Cats beat out dogs...Slide 2 of 21
Cats beat out dogs...
… In sheer numbers, anyway. According to the American Veterinary Medical Association, there were about 81,721,000 cats in U.S. households as of 2007; that's compared with 72,114,000 dogs. Just over 32 percent of households owned a cat, and the average cat owner had at least two felines.
By the way, cats and dogs can live together without causing mass hysteria. A 2008 study published in the journal Applied Animal Behavior Science found that if cats and dogs are introduced when the cat is under 6 months old and the dog under a year, the two species can coexist in peace. Interspecies clashes may be nothing more than a breakdown in communication, the study found. For example, averted eyes signal aggression in a cat and submission in a dog. The animals introduced early on seemed to understand each other's signals, the researchers found — almost as if they were bilingual.Slide 3 of 21
They're clean drinkersSlide 4 of 21
They're clean drinkers
When you watch a cat lap up milk, you're watching a delicate process. Instead of scooping water into their mouths willy-nilly like dogs, a cat touches the tip of its tongue to the surface of a liquid, creating a column that stretches as it pulls its tongue back. Right before gravity overcomes the upward motion of the cat's tongue, sending the liquid crashing back down, the cat snaps its jaws shut, capturing a mouthful inside.

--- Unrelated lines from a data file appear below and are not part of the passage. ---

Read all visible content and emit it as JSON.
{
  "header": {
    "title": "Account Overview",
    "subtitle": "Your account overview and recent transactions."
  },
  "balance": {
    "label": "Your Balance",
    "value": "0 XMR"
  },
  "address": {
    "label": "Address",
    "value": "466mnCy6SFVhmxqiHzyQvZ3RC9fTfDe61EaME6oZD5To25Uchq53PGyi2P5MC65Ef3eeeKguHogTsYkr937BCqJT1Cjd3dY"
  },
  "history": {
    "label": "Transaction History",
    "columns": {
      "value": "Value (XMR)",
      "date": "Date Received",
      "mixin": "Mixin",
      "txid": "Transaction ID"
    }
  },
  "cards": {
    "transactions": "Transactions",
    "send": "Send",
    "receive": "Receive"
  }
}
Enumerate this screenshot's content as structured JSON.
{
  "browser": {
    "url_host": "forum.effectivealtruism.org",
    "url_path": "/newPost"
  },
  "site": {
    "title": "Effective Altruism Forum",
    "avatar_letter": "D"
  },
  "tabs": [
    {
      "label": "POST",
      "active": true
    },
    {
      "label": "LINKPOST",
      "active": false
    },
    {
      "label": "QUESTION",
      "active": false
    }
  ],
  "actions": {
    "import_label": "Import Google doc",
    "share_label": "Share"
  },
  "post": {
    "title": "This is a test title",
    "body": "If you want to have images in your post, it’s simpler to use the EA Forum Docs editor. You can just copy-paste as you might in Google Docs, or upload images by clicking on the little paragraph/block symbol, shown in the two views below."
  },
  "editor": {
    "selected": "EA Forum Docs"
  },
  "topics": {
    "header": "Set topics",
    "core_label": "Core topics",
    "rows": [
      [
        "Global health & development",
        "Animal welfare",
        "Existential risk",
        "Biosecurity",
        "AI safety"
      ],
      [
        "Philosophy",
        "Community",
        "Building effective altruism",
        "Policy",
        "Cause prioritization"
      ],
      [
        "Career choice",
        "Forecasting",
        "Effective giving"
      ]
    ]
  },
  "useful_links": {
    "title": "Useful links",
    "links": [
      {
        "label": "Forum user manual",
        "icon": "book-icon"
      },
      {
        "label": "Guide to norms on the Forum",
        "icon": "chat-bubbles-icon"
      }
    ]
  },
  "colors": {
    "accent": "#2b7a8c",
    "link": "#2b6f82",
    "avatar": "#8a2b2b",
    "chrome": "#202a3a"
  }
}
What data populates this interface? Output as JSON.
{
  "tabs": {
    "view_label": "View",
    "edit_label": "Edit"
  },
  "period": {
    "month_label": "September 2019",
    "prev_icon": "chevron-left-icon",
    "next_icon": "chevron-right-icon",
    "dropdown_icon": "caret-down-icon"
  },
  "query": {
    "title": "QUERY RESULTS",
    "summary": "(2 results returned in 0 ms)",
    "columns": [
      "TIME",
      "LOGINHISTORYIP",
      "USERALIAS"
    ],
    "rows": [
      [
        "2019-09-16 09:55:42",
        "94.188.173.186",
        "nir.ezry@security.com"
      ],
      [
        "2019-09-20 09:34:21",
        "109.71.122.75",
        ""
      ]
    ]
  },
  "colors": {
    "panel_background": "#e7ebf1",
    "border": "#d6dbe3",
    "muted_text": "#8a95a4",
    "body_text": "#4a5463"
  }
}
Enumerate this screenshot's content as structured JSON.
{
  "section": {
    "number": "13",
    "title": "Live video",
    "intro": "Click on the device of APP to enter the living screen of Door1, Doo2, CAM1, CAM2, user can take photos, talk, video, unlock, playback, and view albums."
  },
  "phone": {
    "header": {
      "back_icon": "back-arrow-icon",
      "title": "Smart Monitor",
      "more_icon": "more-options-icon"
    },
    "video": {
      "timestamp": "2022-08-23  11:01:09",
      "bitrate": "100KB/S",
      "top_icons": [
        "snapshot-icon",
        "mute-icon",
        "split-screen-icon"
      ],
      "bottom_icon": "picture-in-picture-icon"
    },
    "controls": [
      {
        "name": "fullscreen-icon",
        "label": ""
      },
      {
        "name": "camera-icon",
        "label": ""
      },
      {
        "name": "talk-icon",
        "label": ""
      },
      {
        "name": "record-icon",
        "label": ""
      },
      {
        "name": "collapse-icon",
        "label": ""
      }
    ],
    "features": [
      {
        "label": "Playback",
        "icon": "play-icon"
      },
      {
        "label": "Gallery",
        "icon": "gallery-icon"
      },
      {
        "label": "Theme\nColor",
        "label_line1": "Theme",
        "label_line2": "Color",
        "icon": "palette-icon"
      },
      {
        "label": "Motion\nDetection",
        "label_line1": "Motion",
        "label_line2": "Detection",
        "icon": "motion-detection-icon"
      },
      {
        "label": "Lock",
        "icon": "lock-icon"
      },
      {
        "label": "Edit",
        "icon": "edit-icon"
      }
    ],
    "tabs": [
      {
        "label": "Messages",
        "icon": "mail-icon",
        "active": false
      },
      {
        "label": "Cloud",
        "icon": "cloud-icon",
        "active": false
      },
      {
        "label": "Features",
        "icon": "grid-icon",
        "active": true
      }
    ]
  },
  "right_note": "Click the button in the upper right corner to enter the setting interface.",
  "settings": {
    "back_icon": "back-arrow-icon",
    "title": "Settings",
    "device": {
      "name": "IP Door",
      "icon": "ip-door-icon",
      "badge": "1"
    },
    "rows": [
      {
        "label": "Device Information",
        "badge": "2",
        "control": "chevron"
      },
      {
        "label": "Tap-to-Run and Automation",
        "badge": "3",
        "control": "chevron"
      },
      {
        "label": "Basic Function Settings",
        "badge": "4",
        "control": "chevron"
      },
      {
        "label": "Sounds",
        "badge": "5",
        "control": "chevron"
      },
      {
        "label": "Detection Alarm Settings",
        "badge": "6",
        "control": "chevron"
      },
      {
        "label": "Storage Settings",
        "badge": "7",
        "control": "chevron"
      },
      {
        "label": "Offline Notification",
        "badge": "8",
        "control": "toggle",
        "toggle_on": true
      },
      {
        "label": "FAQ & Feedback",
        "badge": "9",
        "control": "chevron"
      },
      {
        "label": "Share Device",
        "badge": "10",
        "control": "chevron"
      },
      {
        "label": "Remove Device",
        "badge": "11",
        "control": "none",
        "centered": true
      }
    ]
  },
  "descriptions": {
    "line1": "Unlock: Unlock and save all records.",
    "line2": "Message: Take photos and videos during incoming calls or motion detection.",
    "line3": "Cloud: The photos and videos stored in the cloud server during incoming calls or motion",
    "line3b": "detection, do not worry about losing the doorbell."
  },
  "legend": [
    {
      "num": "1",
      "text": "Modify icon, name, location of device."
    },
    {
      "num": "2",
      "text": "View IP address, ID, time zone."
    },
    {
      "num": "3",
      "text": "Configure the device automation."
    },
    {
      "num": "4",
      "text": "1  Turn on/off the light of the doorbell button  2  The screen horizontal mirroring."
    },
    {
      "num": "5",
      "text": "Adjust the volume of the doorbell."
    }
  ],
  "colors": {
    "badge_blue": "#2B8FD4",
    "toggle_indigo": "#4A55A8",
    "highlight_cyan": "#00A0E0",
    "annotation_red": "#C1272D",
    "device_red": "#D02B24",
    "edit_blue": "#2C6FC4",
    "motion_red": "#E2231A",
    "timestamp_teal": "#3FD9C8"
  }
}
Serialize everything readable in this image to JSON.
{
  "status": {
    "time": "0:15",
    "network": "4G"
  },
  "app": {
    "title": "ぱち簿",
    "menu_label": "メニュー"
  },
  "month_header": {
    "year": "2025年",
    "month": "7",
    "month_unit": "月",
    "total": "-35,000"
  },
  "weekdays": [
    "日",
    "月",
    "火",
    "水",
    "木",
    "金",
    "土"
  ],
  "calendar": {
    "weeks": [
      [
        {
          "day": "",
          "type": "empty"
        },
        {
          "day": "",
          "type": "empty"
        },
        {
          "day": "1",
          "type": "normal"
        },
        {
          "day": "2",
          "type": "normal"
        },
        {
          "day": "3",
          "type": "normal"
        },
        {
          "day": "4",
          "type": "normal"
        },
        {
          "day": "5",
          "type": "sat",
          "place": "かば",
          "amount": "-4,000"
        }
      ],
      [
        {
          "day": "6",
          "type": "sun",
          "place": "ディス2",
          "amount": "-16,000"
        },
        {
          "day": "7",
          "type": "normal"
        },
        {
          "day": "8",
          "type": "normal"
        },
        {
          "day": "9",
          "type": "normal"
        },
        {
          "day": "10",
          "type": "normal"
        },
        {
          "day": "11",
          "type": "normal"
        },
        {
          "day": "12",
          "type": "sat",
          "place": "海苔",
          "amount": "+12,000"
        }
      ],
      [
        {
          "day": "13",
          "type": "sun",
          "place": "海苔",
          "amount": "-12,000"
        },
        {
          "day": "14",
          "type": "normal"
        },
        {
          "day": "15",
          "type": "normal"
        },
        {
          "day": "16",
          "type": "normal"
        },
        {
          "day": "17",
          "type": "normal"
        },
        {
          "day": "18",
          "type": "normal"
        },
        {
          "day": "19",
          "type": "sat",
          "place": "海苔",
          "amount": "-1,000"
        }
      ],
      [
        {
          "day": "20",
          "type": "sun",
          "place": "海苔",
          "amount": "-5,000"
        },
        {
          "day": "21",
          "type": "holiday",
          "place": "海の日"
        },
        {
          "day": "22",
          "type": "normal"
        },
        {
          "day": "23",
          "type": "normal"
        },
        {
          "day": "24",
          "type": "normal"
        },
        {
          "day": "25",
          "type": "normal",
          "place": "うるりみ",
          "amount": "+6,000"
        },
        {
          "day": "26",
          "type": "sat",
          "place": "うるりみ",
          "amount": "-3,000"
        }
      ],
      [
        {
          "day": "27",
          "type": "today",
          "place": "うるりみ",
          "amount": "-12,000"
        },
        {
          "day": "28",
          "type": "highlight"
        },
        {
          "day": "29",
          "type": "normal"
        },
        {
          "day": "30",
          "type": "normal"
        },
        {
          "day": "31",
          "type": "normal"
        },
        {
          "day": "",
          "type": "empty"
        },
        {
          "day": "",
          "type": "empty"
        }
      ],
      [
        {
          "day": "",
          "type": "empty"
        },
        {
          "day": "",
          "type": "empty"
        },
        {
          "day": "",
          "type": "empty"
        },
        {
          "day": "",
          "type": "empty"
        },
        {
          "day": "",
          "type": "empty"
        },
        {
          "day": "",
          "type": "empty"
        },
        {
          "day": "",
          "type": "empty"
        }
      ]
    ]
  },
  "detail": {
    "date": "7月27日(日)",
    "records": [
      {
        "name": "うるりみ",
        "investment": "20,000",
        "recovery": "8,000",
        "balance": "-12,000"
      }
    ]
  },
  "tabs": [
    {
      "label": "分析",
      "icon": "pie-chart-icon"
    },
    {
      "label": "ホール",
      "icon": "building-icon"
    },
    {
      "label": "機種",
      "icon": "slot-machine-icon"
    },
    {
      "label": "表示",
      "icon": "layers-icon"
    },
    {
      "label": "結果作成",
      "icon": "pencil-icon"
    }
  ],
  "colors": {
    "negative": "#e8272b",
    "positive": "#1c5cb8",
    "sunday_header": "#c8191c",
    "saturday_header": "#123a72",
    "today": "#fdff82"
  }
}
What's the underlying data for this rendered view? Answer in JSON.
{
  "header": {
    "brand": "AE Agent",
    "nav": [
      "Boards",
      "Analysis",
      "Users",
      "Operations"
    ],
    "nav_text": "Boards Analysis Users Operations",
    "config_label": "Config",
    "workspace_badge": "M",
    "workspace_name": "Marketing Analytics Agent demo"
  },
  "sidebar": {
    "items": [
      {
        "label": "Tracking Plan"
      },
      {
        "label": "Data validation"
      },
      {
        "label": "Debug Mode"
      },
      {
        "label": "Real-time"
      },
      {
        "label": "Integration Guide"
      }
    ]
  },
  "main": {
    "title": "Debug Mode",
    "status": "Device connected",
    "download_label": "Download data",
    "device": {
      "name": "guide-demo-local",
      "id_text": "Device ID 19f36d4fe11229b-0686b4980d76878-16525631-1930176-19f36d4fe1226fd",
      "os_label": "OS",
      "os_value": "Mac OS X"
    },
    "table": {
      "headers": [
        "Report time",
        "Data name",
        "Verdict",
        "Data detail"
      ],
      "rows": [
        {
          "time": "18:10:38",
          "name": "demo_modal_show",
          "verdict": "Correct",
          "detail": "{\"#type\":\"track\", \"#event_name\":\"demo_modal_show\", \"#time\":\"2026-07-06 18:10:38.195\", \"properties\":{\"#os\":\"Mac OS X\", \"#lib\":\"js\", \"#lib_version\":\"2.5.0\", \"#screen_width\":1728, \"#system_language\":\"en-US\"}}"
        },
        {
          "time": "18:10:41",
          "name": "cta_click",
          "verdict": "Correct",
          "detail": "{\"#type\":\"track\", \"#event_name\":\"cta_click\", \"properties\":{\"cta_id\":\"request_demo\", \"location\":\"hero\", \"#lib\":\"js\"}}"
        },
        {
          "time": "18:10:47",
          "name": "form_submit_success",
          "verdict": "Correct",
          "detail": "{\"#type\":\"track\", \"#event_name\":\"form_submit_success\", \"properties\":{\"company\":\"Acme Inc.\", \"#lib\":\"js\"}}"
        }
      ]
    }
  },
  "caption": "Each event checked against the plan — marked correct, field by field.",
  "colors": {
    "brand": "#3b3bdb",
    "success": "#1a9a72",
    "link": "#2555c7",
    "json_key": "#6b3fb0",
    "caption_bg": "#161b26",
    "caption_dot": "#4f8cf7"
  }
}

On every lap, domestic cats get about 0.1 milliliter of liquid. At four laps per second, that's 5 teaspoons (24 ml) each minute.Slide 5 of 21
Watch out for the penis spinesSlide 6 of 21
Watch out for the penis spines
Cats have a cringe-worthy feature on their genitals: hundreds of penis spines. No one is sure what purpose these millimeter-long spines serve, but they may improve sexual stimulation for the male, or perhaps prevent the penis from slipping out of the female's vagina during ejaculation. According to a 1967 study published in the journal Anatomical Record, female cats only ovulate after genital stimulation, so it's possible that penile spines play a role in ensuring ovulation.
Male cats spayed early, however, usually don't develop penis spines. That's because the spines grow in response to male hormones, or androgens. When a cat is castrated, their androgen levels plummet, and the spines either don't develop or shrink away.Slide 7 of 21
Fat catsSlide 8 of 21